Charlie Gehringer and the Detroit Tigers won the pennant in 1934. It was a magical season for the Motor City and their second baseman. Gehringer finished second in the MVP vote with his best season to date. Amazingly, the infielder enjoyed better seasons later in his career. However, his efforts in 1934 helped turn a second division squad into title contenders.
Fowlerville, Michigan native Charlie Gehringer played his first full season in 1926. Baseball legend Ty Cobb took the youngster under his wing and helped develop Gehringer’s batting skills. The pupil became a major offensive force by the end of the decade.
Gehringer’s offense helped the Tigers, but the team did not win until Mickey Cochrane joined the team as manager and the pitching staff matured. Once the team’s pitching staff developed into a force, the Tigers began winning pennants. Meanwhile, the team’s second basemen kept plugging away. Yankee pitcher Lefty Gomez observed Gehringer was a “Mechanical Man” that “you wind up on Opening Day and forget him.”
The quiet Tiger’s bat spoke volumes in April 1934. He had five multi-hit games in the season’s first ten contests including a three hit game and a 4-for-4 performance against the Indians on April 28. On April 19, Gehringer went 3-for-4 with 3 runs scored, a home run, and a pair of RBIs. The second baseman started May with a .372 average and .888 OPS.
Gehringer did not miss a beat in May. He played 29 games, batted .364 with a 1.076 OPS. Additionally, the Tiger hit 4 home runs, 12 doubles, and knocked in 23 runs. On nine occasions, Gehringer knocked two hits in a game. He also had three games with three hits and went 4-for-4 against the Yankees on May 17. Nearly two weeks later, the Mechanical Man went 5-for-9 with 4 runs, 2 home runs, and 4 RBI in a double header against the Browns.
Detroit’s second baseman tore the cover off the ball in April and May, but that performance did not compare to June’s batting. In 27 June games, Gehringer hit a torrid .435 with 12 doubles, 4 triples, 2 home runs, 35 RBI, .516 OBP, .676 slugging, and 1.192 OPS. He had 14 multi-hit games including seven games with three or four hits. Gehringer went 4-for 5 on June 2 at Chicago, 4-for-5 against the Indians on June 5, and 4-for-4 at home against Chicago on June 8.
The Mechanical Man returned to normal in July. The .320 career hitter batted .319 for the month with a .888 OPS. He continued at his career average with a .320 August. Overall, Gehinger had 22 multi-hit games in the two months. He had three hit games against Cleveland, Philadelphia, and the Yankees. The second baseman slapped four hits against the Indians and A’s.
Gehringer began September with a 4-for-6 performance against the Indians in Cleveland. He had three hit games four other times in the season’s final month. However, his average dipped slightly as the month progressed.
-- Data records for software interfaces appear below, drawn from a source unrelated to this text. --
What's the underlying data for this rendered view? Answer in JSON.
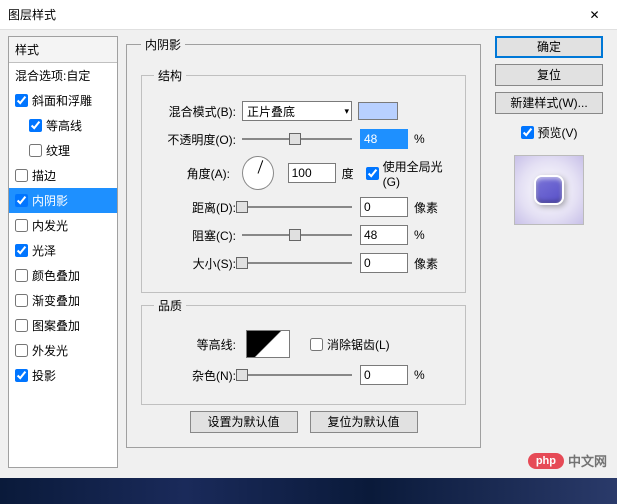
{
  "window": {
    "title": "图层样式",
    "close": "✕"
  },
  "left": {
    "header": "样式",
    "blend": "混合选项:自定",
    "items": [
      {
        "label": "斜面和浮雕",
        "checked": true,
        "selected": false,
        "indent": false
      },
      {
        "label": "等高线",
        "checked": true,
        "selected": false,
        "indent": true
      },
      {
        "label": "纹理",
        "checked": false,
        "selected": false,
        "indent": true
      },
      {
        "label": "描边",
        "checked": false,
        "selected": false,
        "indent": false
      },
      {
        "label": "内阴影",
        "checked": true,
        "selected": true,
        "indent": false
      },
      {
        "label": "内发光",
        "checked": false,
        "selected": false,
        "indent": false
      },
      {
        "label": "光泽",
        "checked": true,
        "selected": false,
        "indent": false
      },
      {
        "label": "颜色叠加",
        "checked": false,
        "selected": false,
        "indent": false
      },
      {
        "label": "渐变叠加",
        "checked": false,
        "selected": false,
        "indent": false
      },
      {
        "label": "图案叠加",
        "checked": false,
        "selected": false,
        "indent": false
      },
      {
        "label": "外发光",
        "checked": false,
        "selected": false,
        "indent": false
      },
      {
        "label": "投影",
        "checked": true,
        "selected": false,
        "indent": false
      }
    ]
  },
  "center": {
    "panel_title": "内阴影",
    "structure": {
      "legend": "结构",
      "blend_mode_label": "混合模式(B):",
      "blend_mode_value": "正片叠底",
      "opacity_label": "不透明度(O):",
      "opacity_value": "48",
      "opacity_unit": "%",
      "angle_label": "角度(A):",
      "angle_value": "100",
      "angle_unit": "度",
      "global_light_label": "使用全局光(G)",
      "global_light_checked": true,
      "distance_label": "距离(D):",
      "distance_value": "0",
      "distance_unit": "像素",
      "choke_label": "阻塞(C):",
      "choke_value": "48",
      "choke_unit": "%",
      "size_label": "大小(S):",
      "size_value": "0",
      "size_unit": "像素"
    },
    "quality": {
      "legend": "品质",
      "contour_label": "等高线:",
      "antialias_label": "消除锯齿(L)",
      "antialias_checked": false,
      "noise_label": "杂色(N):",
      "noise_value": "0",
      "noise_unit": "%"
    },
    "buttons": {
      "default": "设置为默认值",
      "reset": "复位为默认值"
    }
  },
  "right": {
    "ok": "确定",
    "reset": "复位",
    "new_style": "新建样式(W)...",
    "preview_label": "预览(V)",
    "preview_checked": true
  },
  "watermark": {
    "badge": "php",
    "text": "中文网"
  }
}
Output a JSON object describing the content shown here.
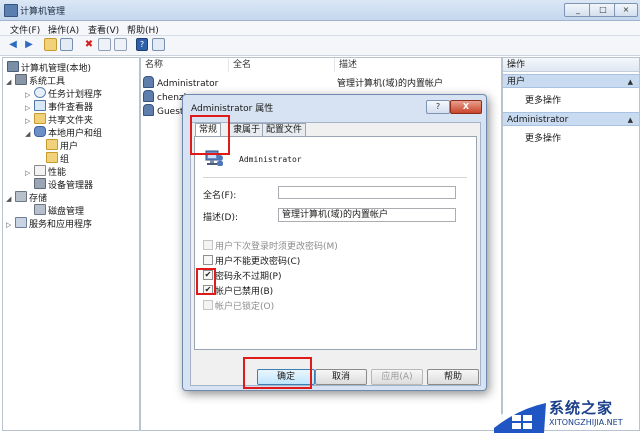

He began the month at .363, but finished the season at .356.
Gehringer’s performance helped lead the Tigers to the pennant. Detroit lost the World Series in seven hard fought games. However, the second baseman batted .379 with a home run, 2 RBI, and .955 OPS. He knocked two hits in four of the seven games and got a hit in each contest.
The Tigers’ pennant run helped player-manager Cochrane win the 1934 American League Most Valuable Player Award. Cochrane led the Tigers to the World Series, developed the young pitching staff, and batted .320. Charlie Gehringer finished second in the vote. Detroit Tiger teammates Schoolboy Rowe and Hank Greenberg finished fourth and sixth. Yankee Lou Gehrig won the Triple Crown, but finished fifth in the vote.
The second place MVP finisher led the league in games played (154), runs (134), and hits (214). He was second in average (.356), OBP (.450), and doubles (50). Additionally, Gehringer had 7 triples, 11 home runs, 127 RBI, 99 walks, .517 slugging, 311 total bases, and .967 OPS. He was also the starting second baseman for baseball’s second All Star Game.
The Tigers won the World Series in 1935 with Gehringer manning second base. He continued to improve his play and won the 1937 MVP Award. However, 1934 was a special season in Detroit. The Tigers finally broke through after 25 years of frustration. Gehringer played a major role in that breakthrough with his MVP caliber performance.